** TASK DETAILS **
Word for word, repeat all the entries below, but without the pictures.
* * * *
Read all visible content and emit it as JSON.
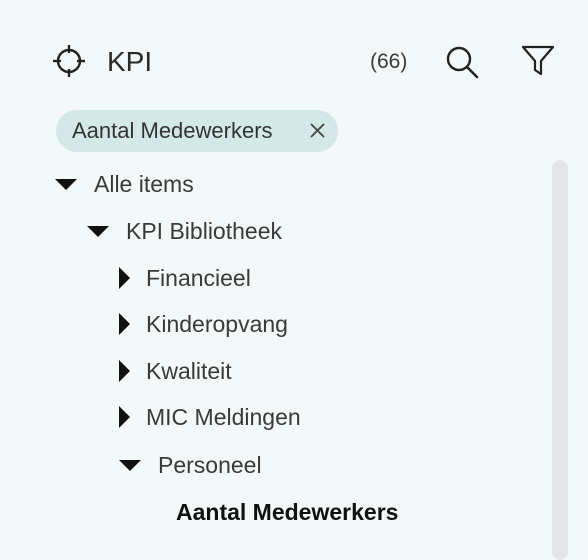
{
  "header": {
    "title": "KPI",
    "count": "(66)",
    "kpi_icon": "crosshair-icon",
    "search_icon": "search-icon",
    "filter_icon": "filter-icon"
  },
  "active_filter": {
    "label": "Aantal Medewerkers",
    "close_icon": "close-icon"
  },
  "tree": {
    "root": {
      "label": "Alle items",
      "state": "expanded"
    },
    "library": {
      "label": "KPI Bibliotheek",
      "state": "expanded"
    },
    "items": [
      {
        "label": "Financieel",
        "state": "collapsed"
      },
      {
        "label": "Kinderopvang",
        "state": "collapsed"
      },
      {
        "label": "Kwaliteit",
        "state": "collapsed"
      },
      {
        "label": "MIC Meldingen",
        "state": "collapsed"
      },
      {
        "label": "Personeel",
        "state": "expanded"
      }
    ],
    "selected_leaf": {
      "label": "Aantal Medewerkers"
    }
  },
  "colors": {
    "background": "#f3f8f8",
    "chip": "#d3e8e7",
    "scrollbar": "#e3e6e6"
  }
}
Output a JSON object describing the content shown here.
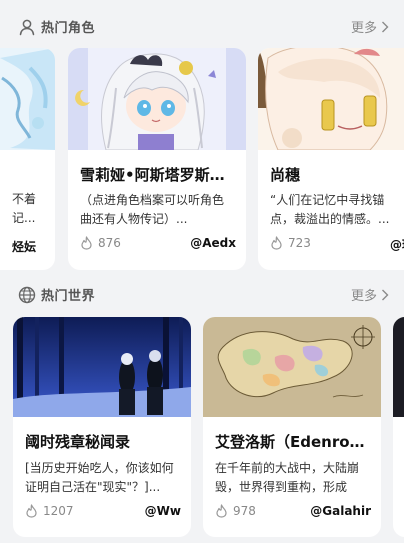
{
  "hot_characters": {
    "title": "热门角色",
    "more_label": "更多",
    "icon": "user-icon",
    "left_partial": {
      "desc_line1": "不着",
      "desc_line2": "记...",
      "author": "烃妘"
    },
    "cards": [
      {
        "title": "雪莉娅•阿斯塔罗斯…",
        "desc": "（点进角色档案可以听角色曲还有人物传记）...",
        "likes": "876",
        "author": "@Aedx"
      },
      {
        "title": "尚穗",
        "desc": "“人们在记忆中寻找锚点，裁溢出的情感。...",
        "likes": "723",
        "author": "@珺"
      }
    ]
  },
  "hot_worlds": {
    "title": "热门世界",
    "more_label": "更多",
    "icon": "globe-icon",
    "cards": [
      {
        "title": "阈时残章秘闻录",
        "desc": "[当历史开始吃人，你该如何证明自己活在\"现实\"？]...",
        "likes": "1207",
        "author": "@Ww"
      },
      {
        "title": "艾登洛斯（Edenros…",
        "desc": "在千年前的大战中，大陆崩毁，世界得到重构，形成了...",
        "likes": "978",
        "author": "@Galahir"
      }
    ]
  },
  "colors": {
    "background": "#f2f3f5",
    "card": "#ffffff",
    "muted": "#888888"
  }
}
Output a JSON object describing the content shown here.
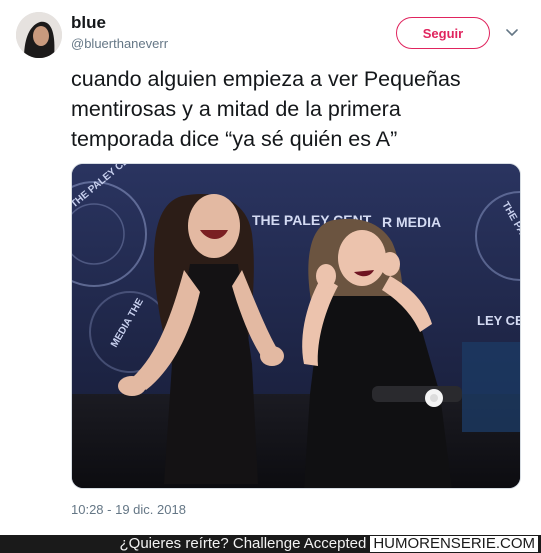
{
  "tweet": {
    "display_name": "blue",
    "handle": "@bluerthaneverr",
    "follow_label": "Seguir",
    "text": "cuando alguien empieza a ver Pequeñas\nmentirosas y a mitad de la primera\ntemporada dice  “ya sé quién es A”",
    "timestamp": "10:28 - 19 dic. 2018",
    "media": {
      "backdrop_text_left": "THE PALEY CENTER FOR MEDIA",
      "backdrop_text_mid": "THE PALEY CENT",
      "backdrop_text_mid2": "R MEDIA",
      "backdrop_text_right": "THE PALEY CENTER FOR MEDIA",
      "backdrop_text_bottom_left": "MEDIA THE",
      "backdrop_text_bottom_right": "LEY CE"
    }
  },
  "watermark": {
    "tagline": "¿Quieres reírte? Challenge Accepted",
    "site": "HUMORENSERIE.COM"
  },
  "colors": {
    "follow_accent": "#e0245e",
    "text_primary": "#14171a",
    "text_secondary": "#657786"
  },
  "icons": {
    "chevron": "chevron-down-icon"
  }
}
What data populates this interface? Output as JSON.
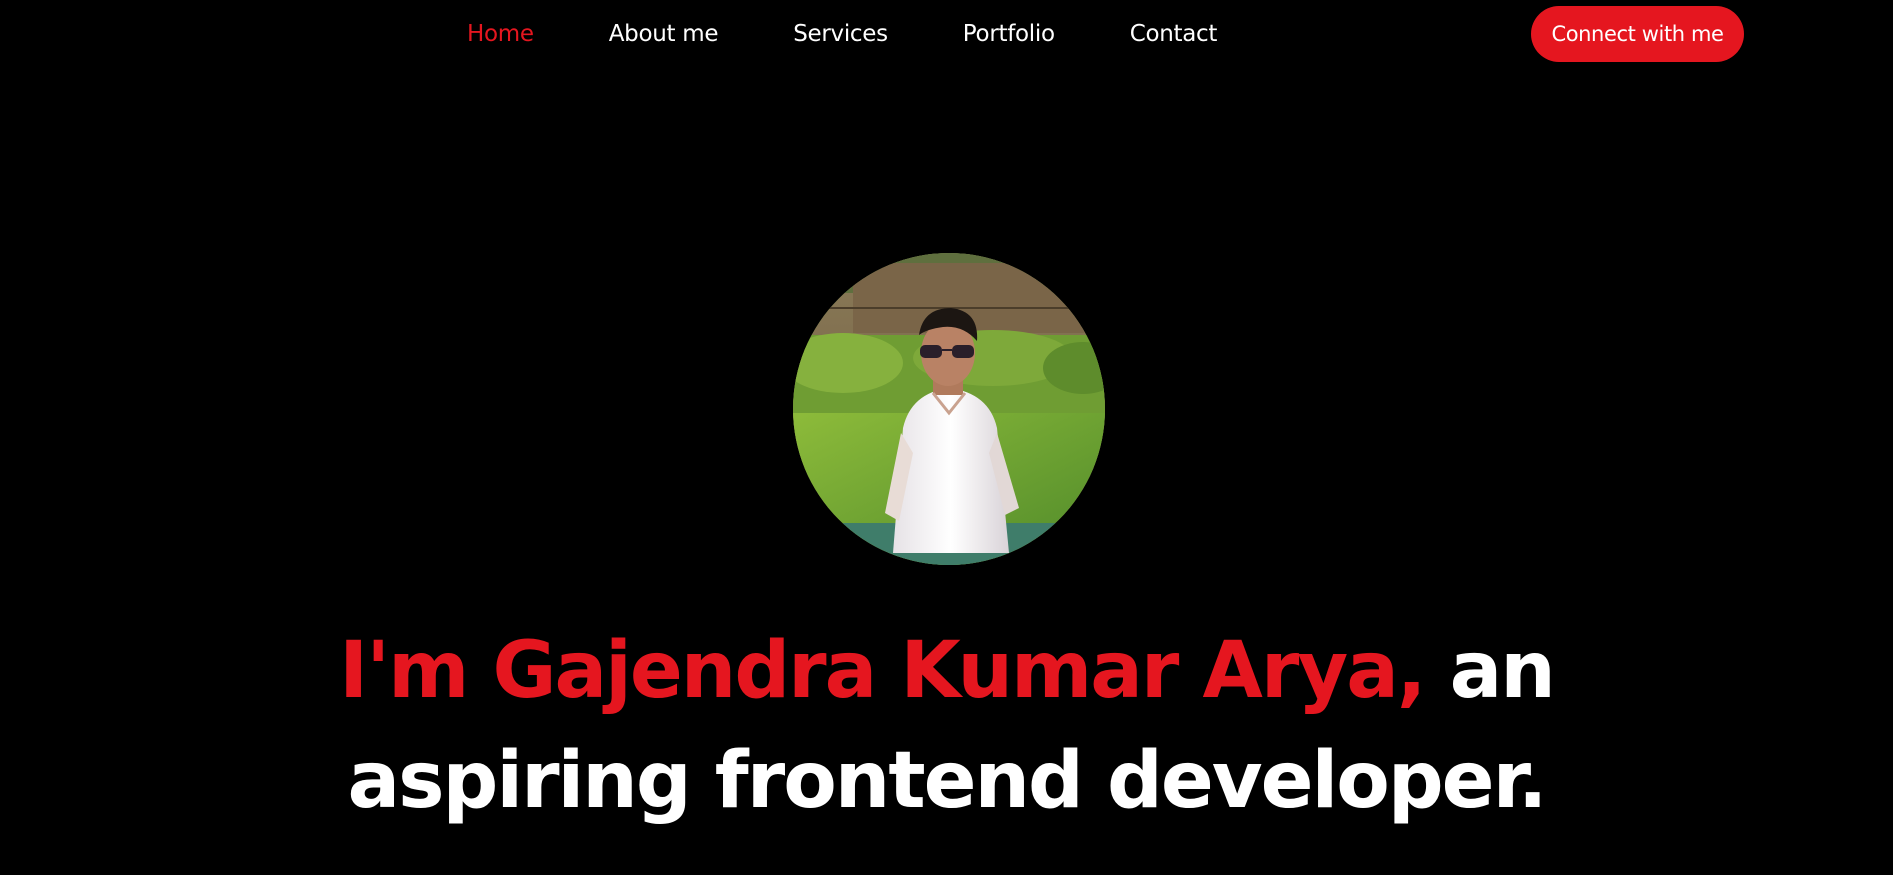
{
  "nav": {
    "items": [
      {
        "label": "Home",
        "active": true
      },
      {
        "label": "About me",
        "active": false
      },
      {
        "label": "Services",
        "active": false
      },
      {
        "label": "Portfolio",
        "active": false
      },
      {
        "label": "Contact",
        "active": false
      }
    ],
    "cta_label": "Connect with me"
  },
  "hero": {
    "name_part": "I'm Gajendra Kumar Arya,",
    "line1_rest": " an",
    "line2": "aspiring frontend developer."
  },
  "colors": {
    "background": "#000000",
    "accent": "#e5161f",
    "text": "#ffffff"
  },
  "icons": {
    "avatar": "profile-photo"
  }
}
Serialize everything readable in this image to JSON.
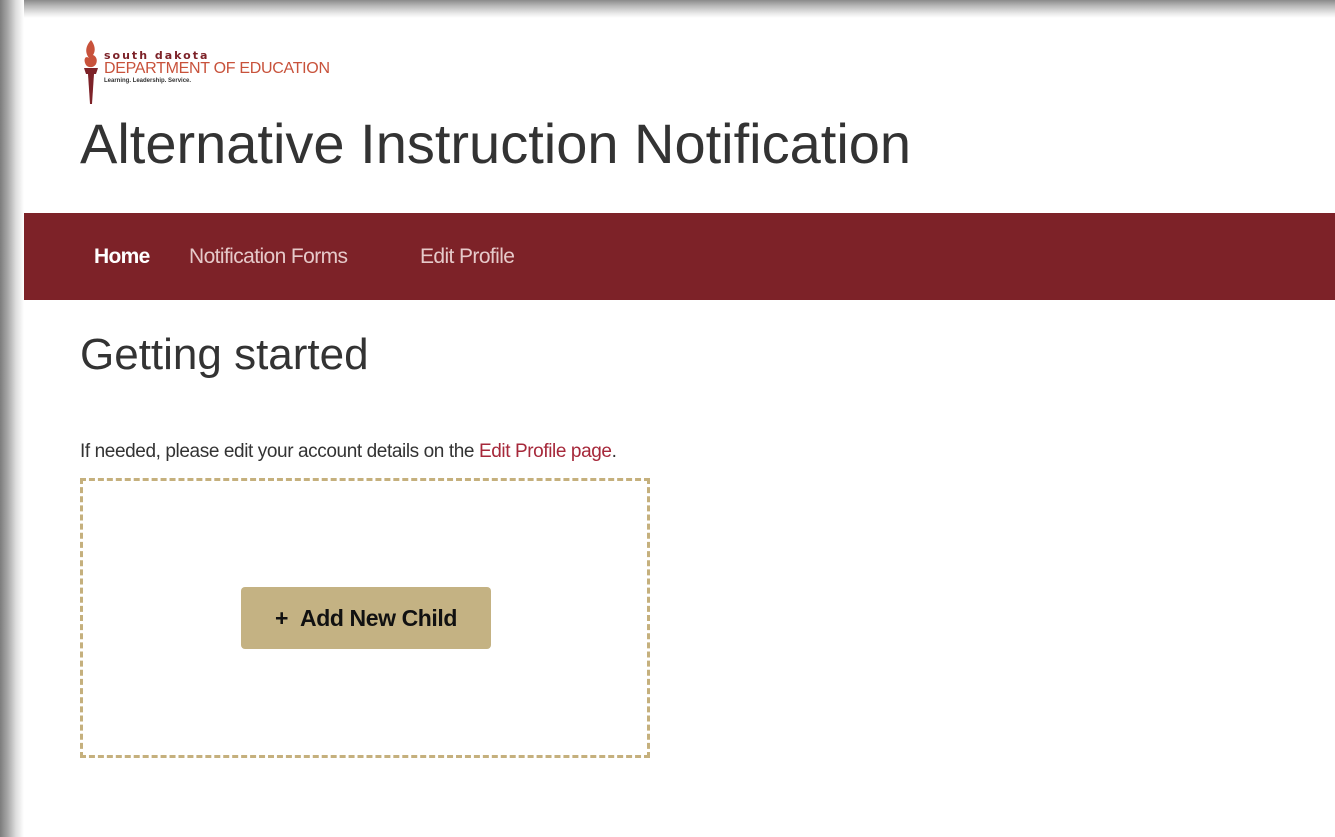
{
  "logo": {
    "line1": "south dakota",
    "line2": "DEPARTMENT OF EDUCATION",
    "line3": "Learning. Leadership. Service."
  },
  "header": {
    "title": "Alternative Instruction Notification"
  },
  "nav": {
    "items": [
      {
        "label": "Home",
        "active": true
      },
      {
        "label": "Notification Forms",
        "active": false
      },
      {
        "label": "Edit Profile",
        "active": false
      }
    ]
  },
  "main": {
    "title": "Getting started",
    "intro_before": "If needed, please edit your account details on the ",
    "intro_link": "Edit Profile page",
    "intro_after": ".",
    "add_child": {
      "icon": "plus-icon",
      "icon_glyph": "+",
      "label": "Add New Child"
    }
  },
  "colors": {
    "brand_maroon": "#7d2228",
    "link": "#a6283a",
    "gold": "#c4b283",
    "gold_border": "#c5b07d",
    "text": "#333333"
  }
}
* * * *
** SOLUTION **
Read all visible content and emit it as JSON.
{
  "header": {
    "title": "KPI",
    "count": "(66)",
    "kpi_icon": "crosshair-icon",
    "search_icon": "search-icon",
    "filter_icon": "filter-icon"
  },
  "active_filter": {
    "label": "Aantal Medewerkers",
    "close_icon": "close-icon"
  },
  "tree": {
    "root": {
      "label": "Alle items",
      "state": "expanded"
    },
    "library": {
      "label": "KPI Bibliotheek",
      "state": "expanded"
    },
    "items": [
      {
        "label": "Financieel",
        "state": "collapsed"
      },
      {
        "label": "Kinderopvang",
        "state": "collapsed"
      },
      {
        "label": "Kwaliteit",
        "state": "collapsed"
      },
      {
        "label": "MIC Meldingen",
        "state": "collapsed"
      },
      {
        "label": "Personeel",
        "state": "expanded"
      }
    ],
    "selected_leaf": {
      "label": "Aantal Medewerkers"
    }
  },
  "colors": {
    "background": "#f3f8f8",
    "chip": "#d3e8e7",
    "scrollbar": "#e3e6e6"
  }
}
Output a JSON object describing the content shown here.
{
  "hot_characters": {
    "title": "热门角色",
    "more_label": "更多",
    "icon": "user-icon",
    "left_partial": {
      "desc_line1": "不着",
      "desc_line2": "记...",
      "author": "烃妘"
    },
    "cards": [
      {
        "title": "雪莉娅•阿斯塔罗斯…",
        "desc": "（点进角色档案可以听角色曲还有人物传记）...",
        "likes": "876",
        "author": "@Aedx"
      },
      {
        "title": "尚穗",
        "desc": "“人们在记忆中寻找锚点，裁溢出的情感。...",
        "likes": "723",
        "author": "@珺"
      }
    ]
  },
  "hot_worlds": {
    "title": "热门世界",
    "more_label": "更多",
    "icon": "globe-icon",
    "cards": [
      {
        "title": "阈时残章秘闻录",
        "desc": "[当历史开始吃人，你该如何证明自己活在\"现实\"？]...",
        "likes": "1207",
        "author": "@Ww"
      },
      {
        "title": "艾登洛斯（Edenros…",
        "desc": "在千年前的大战中，大陆崩毁，世界得到重构，形成了...",
        "likes": "978",
        "author": "@Galahir"
      }
    ]
  },
  "colors": {
    "background": "#f2f3f5",
    "card": "#ffffff",
    "muted": "#888888"
  }
}
Output a JSON object describing the content shown here.
{
  "tweet": {
    "display_name": "blue",
    "handle": "@bluerthaneverr",
    "follow_label": "Seguir",
    "text": "cuando alguien empieza a ver Pequeñas\nmentirosas y a mitad de la primera\ntemporada dice  “ya sé quién es A”",
    "timestamp": "10:28 - 19 dic. 2018",
    "media": {
      "backdrop_text_left": "THE PALEY CENTER FOR MEDIA",
      "backdrop_text_mid": "THE PALEY CENT",
      "backdrop_text_mid2": "R MEDIA",
      "backdrop_text_right": "THE PALEY CENTER FOR MEDIA",
      "backdrop_text_bottom_left": "MEDIA THE",
      "backdrop_text_bottom_right": "LEY CE"
    }
  },
  "watermark": {
    "tagline": "¿Quieres reírte? Challenge Accepted",
    "site": "HUMORENSERIE.COM"
  },
  "colors": {
    "follow_accent": "#e0245e",
    "text_primary": "#14171a",
    "text_secondary": "#657786"
  },
  "icons": {
    "chevron": "chevron-down-icon"
  }
}
What data populates this interface? Output as JSON.
{
  "nav": {
    "items": [
      {
        "label": "Home",
        "active": true
      },
      {
        "label": "About me",
        "active": false
      },
      {
        "label": "Services",
        "active": false
      },
      {
        "label": "Portfolio",
        "active": false
      },
      {
        "label": "Contact",
        "active": false
      }
    ],
    "cta_label": "Connect with me"
  },
  "hero": {
    "name_part": "I'm Gajendra Kumar Arya,",
    "line1_rest": " an",
    "line2": "aspiring frontend developer."
  },
  "colors": {
    "background": "#000000",
    "accent": "#e5161f",
    "text": "#ffffff"
  },
  "icons": {
    "avatar": "profile-photo"
  }
}
Serialize everything readable in this image to JSON.
{
  "logo": {
    "line1": "south dakota",
    "line2": "DEPARTMENT OF EDUCATION",
    "line3": "Learning. Leadership. Service."
  },
  "header": {
    "title": "Alternative Instruction Notification"
  },
  "nav": {
    "items": [
      {
        "label": "Home",
        "active": true
      },
      {
        "label": "Notification Forms",
        "active": false
      },
      {
        "label": "Edit Profile",
        "active": false
      }
    ]
  },
  "main": {
    "title": "Getting started",
    "intro_before": "If needed, please edit your account details on the ",
    "intro_link": "Edit Profile page",
    "intro_after": ".",
    "add_child": {
      "icon": "plus-icon",
      "icon_glyph": "+",
      "label": "Add New Child"
    }
  },
  "colors": {
    "brand_maroon": "#7d2228",
    "link": "#a6283a",
    "gold": "#c4b283",
    "gold_border": "#c5b07d",
    "text": "#333333"
  }
}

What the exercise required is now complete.